Polymyalgia rheumatica (PMR) is an inflammatory disorder. It involves pain and stiffness in the shoulders and often the hips.
Polymyalgia rheumatica most often occurs in people over 50 years old. The cause is unknown.
PMR may occur before or with giant cell arteritis (GCA; also called temporal arteritis). This is a condition in which blood vessels that supply blood to the head and eye become inflamed.
PMR can sometimes be hard to tell apart from rheumatoid arthritis (RA) in an older person. This occurs when tests for rheumatoid factor and anti-CCP antibody are negative.
The most common symptom is pain and stiffness in both shoulders and the neck. The pain and stiffness are worse in the morning. This pain most often progresses to the hips.
Fatigue is also present. People with this condition find it increasingly hard to get out of bed and to move around.
Other symptoms include:
Exams and Tests
Lab tests alone can't diagnose PMR. Most people with this condition have high markers of inflammation, such as the sedimentation rate (ESR) and C-reactive protein.
Other test results for this condition include:
- Abnormal levels of proteins in the blood
- Abnormal level of white blood cells
- Anemia (low blood count)
These tests may also be used to monitor your condition.
However, imaging tests such as x-rays of the shoulder or hips are not often helpful. These tests may reveal joint damage that is not related to recent symptoms. In difficult cases, ultrasound or MRI of the shoulder may be done. These imaging tests often show bursitis or low levels of joint inflammation.

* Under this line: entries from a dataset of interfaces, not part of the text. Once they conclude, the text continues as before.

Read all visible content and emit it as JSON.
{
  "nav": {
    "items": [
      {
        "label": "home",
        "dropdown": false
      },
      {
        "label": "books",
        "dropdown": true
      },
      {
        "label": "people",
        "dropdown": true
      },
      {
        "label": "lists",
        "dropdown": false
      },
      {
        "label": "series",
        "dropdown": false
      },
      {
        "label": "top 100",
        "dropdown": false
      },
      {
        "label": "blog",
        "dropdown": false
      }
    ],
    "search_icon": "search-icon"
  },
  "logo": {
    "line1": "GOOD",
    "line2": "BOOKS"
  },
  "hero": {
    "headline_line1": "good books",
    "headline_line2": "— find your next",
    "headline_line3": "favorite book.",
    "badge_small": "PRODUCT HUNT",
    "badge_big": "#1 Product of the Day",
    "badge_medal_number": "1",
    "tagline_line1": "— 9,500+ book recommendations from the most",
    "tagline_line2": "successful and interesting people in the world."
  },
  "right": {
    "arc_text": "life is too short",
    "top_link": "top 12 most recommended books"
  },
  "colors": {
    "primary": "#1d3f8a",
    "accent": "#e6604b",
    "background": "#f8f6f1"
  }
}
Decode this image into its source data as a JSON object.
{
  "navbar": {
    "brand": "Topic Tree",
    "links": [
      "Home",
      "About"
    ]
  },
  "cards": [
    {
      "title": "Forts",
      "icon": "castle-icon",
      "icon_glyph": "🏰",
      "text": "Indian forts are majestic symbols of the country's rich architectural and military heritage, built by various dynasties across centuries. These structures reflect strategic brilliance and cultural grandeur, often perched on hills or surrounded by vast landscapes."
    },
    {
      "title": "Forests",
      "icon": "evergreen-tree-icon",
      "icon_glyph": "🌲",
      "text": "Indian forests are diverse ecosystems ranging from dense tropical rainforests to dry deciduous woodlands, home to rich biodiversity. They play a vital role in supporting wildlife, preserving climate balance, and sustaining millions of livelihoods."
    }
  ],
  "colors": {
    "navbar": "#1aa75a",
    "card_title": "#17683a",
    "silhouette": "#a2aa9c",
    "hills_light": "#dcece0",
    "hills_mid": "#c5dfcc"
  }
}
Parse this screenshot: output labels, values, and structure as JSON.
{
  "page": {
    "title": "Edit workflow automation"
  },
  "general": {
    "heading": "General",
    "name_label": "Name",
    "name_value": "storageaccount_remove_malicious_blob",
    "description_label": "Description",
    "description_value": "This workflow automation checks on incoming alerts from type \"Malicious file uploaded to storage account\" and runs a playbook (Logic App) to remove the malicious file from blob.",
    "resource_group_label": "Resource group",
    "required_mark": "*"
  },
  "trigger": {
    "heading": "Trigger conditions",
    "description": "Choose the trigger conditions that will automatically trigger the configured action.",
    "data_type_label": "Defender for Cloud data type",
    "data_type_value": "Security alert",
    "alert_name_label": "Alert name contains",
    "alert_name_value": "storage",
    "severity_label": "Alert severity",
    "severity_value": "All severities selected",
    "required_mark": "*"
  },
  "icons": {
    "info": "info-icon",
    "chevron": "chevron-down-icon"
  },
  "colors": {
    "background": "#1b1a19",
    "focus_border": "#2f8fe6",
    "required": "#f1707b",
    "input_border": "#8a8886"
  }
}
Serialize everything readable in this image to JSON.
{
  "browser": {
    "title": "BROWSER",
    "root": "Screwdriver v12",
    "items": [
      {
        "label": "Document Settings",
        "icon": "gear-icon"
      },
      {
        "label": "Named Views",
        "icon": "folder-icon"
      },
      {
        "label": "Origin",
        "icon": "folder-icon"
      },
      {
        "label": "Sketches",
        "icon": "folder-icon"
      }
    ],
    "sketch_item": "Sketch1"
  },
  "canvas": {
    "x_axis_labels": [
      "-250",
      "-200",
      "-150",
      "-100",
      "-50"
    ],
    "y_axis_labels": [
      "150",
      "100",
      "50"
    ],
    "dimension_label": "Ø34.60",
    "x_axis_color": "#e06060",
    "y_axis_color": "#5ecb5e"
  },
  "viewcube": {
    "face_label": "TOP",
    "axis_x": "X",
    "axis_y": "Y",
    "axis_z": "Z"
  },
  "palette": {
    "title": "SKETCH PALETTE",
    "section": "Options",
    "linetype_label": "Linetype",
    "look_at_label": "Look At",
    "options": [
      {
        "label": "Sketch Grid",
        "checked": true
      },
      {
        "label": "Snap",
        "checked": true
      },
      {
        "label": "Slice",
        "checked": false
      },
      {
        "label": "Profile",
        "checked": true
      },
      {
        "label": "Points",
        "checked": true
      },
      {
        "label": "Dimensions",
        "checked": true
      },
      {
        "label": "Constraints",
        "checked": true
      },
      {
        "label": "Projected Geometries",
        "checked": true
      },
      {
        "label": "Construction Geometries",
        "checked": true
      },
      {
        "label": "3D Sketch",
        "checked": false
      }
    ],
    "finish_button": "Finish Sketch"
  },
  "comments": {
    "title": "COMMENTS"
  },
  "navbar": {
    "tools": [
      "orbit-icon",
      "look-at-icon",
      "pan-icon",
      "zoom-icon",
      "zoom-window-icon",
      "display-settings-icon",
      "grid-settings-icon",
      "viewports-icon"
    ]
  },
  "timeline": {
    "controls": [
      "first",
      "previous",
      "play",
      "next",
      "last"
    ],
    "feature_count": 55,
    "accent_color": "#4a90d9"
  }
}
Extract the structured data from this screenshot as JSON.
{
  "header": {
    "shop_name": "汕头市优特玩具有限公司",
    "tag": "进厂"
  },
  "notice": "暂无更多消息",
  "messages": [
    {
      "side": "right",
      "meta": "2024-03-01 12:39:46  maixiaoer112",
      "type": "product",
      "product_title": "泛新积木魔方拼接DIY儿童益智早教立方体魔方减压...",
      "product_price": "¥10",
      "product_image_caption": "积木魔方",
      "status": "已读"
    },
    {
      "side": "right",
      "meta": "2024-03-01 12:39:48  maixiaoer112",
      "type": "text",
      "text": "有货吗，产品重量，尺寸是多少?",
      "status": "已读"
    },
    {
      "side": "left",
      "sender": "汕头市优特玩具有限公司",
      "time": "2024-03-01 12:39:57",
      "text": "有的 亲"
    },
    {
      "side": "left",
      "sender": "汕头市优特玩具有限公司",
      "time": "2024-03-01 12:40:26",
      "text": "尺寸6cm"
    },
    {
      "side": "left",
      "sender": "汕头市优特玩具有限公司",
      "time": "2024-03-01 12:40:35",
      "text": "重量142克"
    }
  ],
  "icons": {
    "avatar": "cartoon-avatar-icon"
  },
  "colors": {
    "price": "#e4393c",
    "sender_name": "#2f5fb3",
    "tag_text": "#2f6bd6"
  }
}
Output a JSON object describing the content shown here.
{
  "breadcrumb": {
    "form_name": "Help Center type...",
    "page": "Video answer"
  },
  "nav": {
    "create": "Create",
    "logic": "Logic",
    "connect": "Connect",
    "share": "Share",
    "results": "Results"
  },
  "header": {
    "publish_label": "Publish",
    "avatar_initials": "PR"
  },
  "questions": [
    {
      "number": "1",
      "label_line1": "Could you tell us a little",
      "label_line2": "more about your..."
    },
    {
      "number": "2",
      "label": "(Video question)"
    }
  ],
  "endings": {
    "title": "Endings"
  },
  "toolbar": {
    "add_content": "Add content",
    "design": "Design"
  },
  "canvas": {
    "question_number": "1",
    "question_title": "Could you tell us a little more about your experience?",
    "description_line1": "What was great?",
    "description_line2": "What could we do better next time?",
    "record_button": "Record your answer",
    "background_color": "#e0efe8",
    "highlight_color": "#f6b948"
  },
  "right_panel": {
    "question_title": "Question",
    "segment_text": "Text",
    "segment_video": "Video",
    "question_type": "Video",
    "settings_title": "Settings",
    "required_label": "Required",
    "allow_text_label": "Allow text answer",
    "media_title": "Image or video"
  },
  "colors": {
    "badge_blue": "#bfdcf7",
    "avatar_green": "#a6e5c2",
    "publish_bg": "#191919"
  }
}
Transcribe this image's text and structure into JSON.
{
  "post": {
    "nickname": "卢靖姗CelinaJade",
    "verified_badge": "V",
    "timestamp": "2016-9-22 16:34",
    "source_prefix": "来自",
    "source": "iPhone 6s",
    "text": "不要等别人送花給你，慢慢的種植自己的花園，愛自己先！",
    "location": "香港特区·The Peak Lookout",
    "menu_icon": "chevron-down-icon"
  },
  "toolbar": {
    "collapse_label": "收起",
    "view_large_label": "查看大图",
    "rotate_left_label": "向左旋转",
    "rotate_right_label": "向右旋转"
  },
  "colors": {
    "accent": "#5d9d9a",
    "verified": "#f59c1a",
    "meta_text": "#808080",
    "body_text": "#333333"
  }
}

Without treatment, PMR does not get better. However, low doses of corticosteroids (such as prednisone, 10 to 20 mg per day) can ease symptoms, often within a day or two.
- The dose should then be slowly reduced to a very low level.
- Treatment needs to continue for 1 to 2 years. In some people, even longer treatment with low doses of prednisone is needed.
Corticosteroids can cause many side effects such as weight gain, development of diabetes or osteoporosis. You need to be watched closely if you are taking these medicines. If you are at risk for osteoporosis, your health care provider may recommend you take medicines to prevent this condition.
For most people, PMR goes away with treatment after 1 to 2 years. You might be able to stop taking medicines after this point, but check with your provider first.
For some people, symptoms return after they stop taking corticosteroids. In these cases, another medicine such as methotrexate or tocilizumab may be needed.
Giant cell arteritis may also be present or can develop later. If this is the case, the temporal artery would need to be evaluated.
More severe symptoms can make it harder for you to work or take care of yourself at home.
When to Contact a Medical Professional
Call your provider if you have weakness or stiffness in your shoulder and neck that does not go away. Also contact your provider if you have new symptoms such as fever, headache, and pain with chewing or loss of vision. These symptoms may be from giant cell arteritis.
There is no known prevention.
Dejaco C, Singh YP, Perel P, et al. 2015 recommendations for the management of polymyalgia rheumatica: a European League Against Rheumatism/American College of Rheumatology collaborative initiative. Arthritis Rheumatol. 2015;67(10):2569-2580. PMID: 2635874 www.ncbi.nlm.nih.gov/pubmed/26352874.
Hellmann DB. Giant cell arteritis, polymyalgia rheumatica, and Takayasu's arteritis. In: Firestein GS, Budd RC, Gabriel SE, McInnes IB, O'Dell JR, eds. Kelley and Firestein's Textbook of Rheumatology. 10th ed. Philadelphia, PA: Elsevier; 2017:chap 88.
Kermani TA, Warrington KJ. Advances and challenges in the diagnosis and treatment of polymyalgia rheumatica. Ther Adv Musculoskelet Dis. 2014;6(1):8-19. PMID: 24489611 www.ncbi.nlm.nih.gov/pubmed/24489611.
Salvarani C, Ciccia F, Pipitone N. Polymyalgia rheumatica and giant cell arteritis. In: Hochberg MC, Gravallese EM, Silman AJ, Smolen JS, Weinblatt ME, Weisman MH, eds. Rheumatology. 7th ed. Philadelphia, PA: Elsevier; 2019:chap 166.
Review Date 1/10/2019
Updated by: Gordon A. Starkebaum, MD, MACR, ABIM Board Certified in Rheumatology, Seattle, WA. Also reviewed by David Zieve, MD, MHA, Medical Director, Brenda Conaway, Editorial Director, and the A.D.A.M. Editorial team.